How Do I Divide Our CPP Pensions after We're Divorced?
Properly speaking, Canada Pension Plans are equalized, not divided, and what's being equalized are the spouses' pensionable credits.
CPP credits accumulate from the mandatory CPP payroll deductions taken from almost everyone's employment income. These credits build up over the years and are used by the CPP people in Ottawa to calculate the amount of the monthly CPP benefit payments each person will begin to receive when they reach the age of 65, or earlier, if they elect to take their pensions earlier, or later, if they elect to take them later.
Divorced married spouses and separated unmarried spouses may apply to equalize their CPP credits. British Columbia is one of the few provinces that allow couples to not equalize their CPP credits. However, if you decide not to equalize your CPP credits you must have either a court order or a separation agreement that expressly states that the credits won't be equalized. If there's no documentation of an agreement not to equalize CPP credits, either former spouse can apply for an equalization without the consent of the other spouse. It's automatic.
The amount of the CPP credits that will be equalized is the amount each spouse accumulated during their relationship after CPP has performed certain adjustments to account for things like periods out of the workforce on parental leave. The total amount of these credits is divided between each spouse. For people who have had a lower income than their former spouse, the equalization of CPP credits will increase the amount of the CPP pension they will eventually receive.
To apply for the equalization of your CPP credits, apply to Service Canada. You can reach Service Canada at:
For further information about the division of property when spouses break up, you may wish to review the chapter Property & Debt in Family Law Matters.
|This information applies to British Columbia, Canada. Last reviewed for legal accuracy by Megan Ellis, QC, June 11, 2019.|
|JP Boyd on Family Law © John-Paul Boyd and Courthouse Libraries BC is licensed under a Creative Commons Attribution-NonCommercial-ShareAlike 2.5 Canada Licence.|
Normally referred to as the "Supreme Court of British Columbia," this court hears most court proceedings in this province. The Supreme Court is a court of inherent jurisdiction and is subject to no limits on the sorts of claims it can hear or on the sorts of orders it can make. Decisions of the Provincial Court are appealed to the Supreme Court; decisions of the Supreme Court are appealed to the Court of Appeal. See "Court of Appeal," "jurisdiction," "Provincial Court," and "Supreme Court of Canada."

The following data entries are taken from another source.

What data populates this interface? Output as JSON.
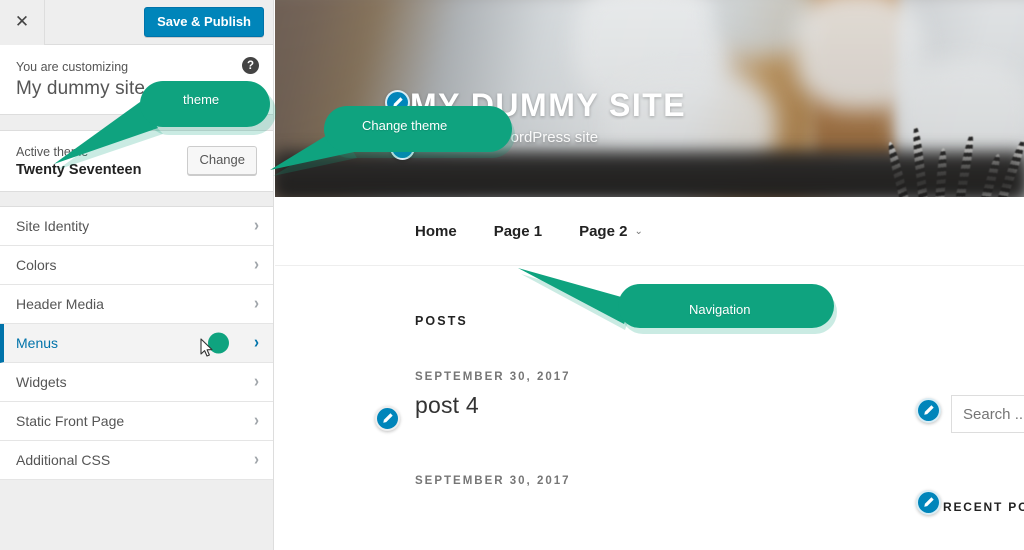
{
  "sidebar": {
    "close_label": "✕",
    "save_label": "Save & Publish",
    "help_label": "?",
    "customizing_label": "You are customizing",
    "site_name": "My dummy site",
    "active_theme_label": "Active theme",
    "active_theme_name": "Twenty Seventeen",
    "change_label": "Change",
    "items": [
      {
        "label": "Site Identity",
        "chevron": "›",
        "active": false
      },
      {
        "label": "Colors",
        "chevron": "›",
        "active": false
      },
      {
        "label": "Header Media",
        "chevron": "›",
        "active": false
      },
      {
        "label": "Menus",
        "chevron": "›",
        "active": true
      },
      {
        "label": "Widgets",
        "chevron": "›",
        "active": false
      },
      {
        "label": "Static Front Page",
        "chevron": "›",
        "active": false
      },
      {
        "label": "Additional CSS",
        "chevron": "›",
        "active": false
      }
    ]
  },
  "preview": {
    "site_title": "MY DUMMY SITE",
    "tagline": "Just another WordPress site",
    "nav": [
      {
        "label": "Home",
        "caret": ""
      },
      {
        "label": "Page 1",
        "caret": ""
      },
      {
        "label": "Page 2",
        "caret": "⌄"
      }
    ],
    "posts_heading": "POSTS",
    "posts": [
      {
        "date": "SEPTEMBER 30, 2017",
        "title": "post 4"
      },
      {
        "date": "SEPTEMBER 30, 2017",
        "title": ""
      }
    ],
    "search_placeholder": "Search ...",
    "recent_posts_heading": "RECENT POS"
  },
  "callouts": [
    {
      "label": "theme"
    },
    {
      "label": "Change theme"
    },
    {
      "label": "Navigation"
    }
  ],
  "colors": {
    "accent_blue": "#0085ba",
    "callout_green": "#0fa37f",
    "sidebar_bg": "#eeeeee",
    "active_item": "#0073aa"
  }
}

A court established and staffed by the provincial government, which includes Small Claims Court, Youth Court, and Family Court. The Provincial Court is the lowest level of court in British Columbia and is restricted in the sorts of matters it can deal with. It is, however, the most accessible of the two trial courts and no fees are charged to begin or defend a court proceeding. Small Claims Court, for example, cannot deal with claims larger than $25,000, and Family Court cannot deal with the division of family property or matters under the Divorce Act. See "judge" and "jurisdiction."

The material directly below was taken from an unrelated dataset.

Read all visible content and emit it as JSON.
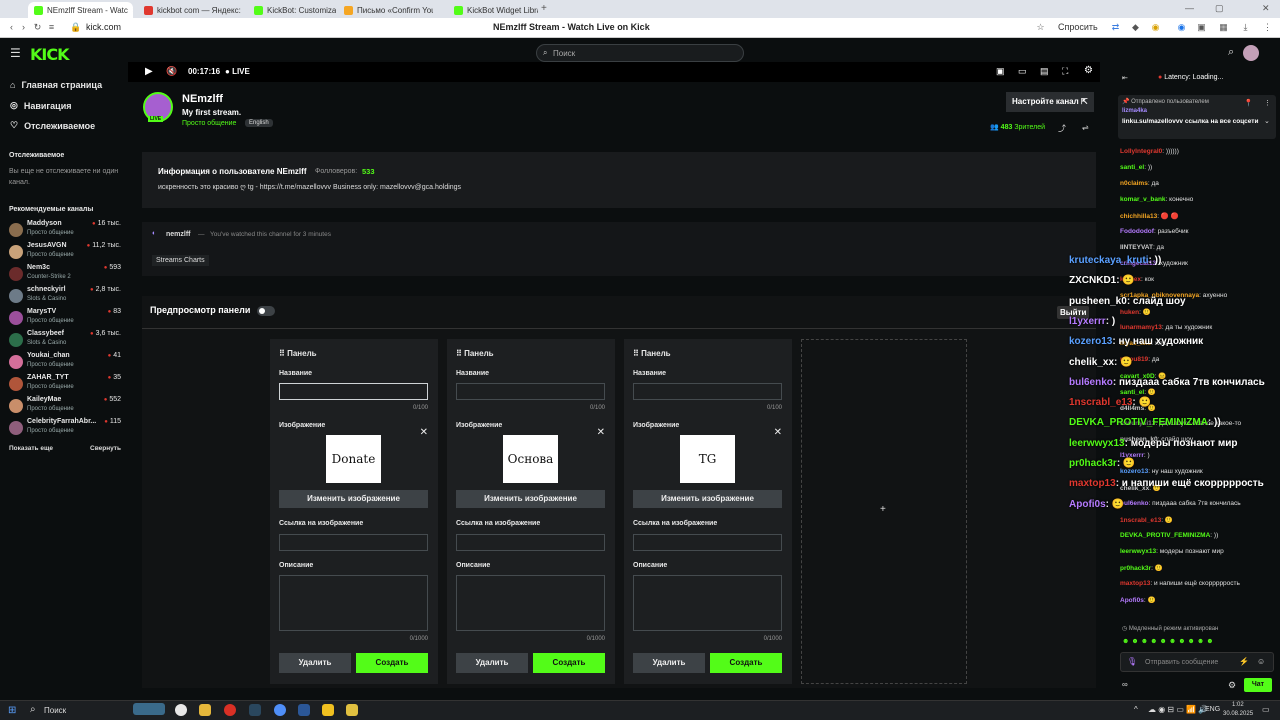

A mandatory direction of the court, binding and enforceable upon the parties to a court proceeding. An "interim order" is a temporary order made following the hearing of an interim application. A "final order" is a permanent order, made following the trial of the court proceeding or the parties' settlement, following which the only recourse open to a dissatisfied party is to appeal. See "appeal," "consent order," "decision," and "declaration."
A contract intended to resolve all or some of the legal issues arising from the breakdown of a relationship and intended to guide the parties in their dealings with one another thereafter. A typical separation agreement is signed following a settlement reached through negotiations, and deals with issues including guardianship, parenting arrangements, contact, support, the division of property, and the division of debt. See "family law agreements."
Under the Divorce Act, either of two people who are married to one another, whether of the same or opposite genders. Under the Family Law Act, married spouses, unmarried parties who have lived together in a marriage-like relationship for at least two years, and, for all purposes of the act other than the division of property or debt, unmarried parties who have lived together for less than two years but have had a child together. See "marriage" and "marriage-like relationship."
Something which can be owned. See "chattels" and "real property."